[Data supplied — start]

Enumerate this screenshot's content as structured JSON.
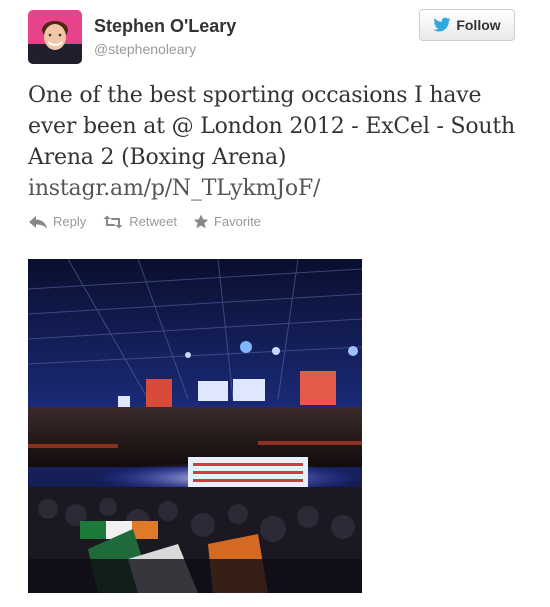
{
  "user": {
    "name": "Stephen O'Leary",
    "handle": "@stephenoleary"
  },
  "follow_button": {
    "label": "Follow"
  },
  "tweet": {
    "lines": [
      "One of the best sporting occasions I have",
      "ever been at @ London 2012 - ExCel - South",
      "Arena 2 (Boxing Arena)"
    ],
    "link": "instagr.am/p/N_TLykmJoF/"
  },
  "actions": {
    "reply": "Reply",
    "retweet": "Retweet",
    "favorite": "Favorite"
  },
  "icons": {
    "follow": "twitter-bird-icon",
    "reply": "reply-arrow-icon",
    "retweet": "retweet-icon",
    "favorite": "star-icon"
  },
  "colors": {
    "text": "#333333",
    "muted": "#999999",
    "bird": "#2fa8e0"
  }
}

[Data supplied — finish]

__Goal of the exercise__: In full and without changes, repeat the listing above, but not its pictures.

__Answer to the problem__:
Enumerate this screenshot's content as structured JSON.
{
  "user": {
    "name": "Stephen O'Leary",
    "handle": "@stephenoleary"
  },
  "follow_button": {
    "label": "Follow"
  },
  "tweet": {
    "lines": [
      "One of the best sporting occasions I have",
      "ever been at @ London 2012 - ExCel - South",
      "Arena 2 (Boxing Arena)"
    ],
    "link": "instagr.am/p/N_TLykmJoF/"
  },
  "actions": {
    "reply": "Reply",
    "retweet": "Retweet",
    "favorite": "Favorite"
  },
  "icons": {
    "follow": "twitter-bird-icon",
    "reply": "reply-arrow-icon",
    "retweet": "retweet-icon",
    "favorite": "star-icon"
  },
  "colors": {
    "text": "#333333",
    "muted": "#999999",
    "bird": "#2fa8e0"
  }
}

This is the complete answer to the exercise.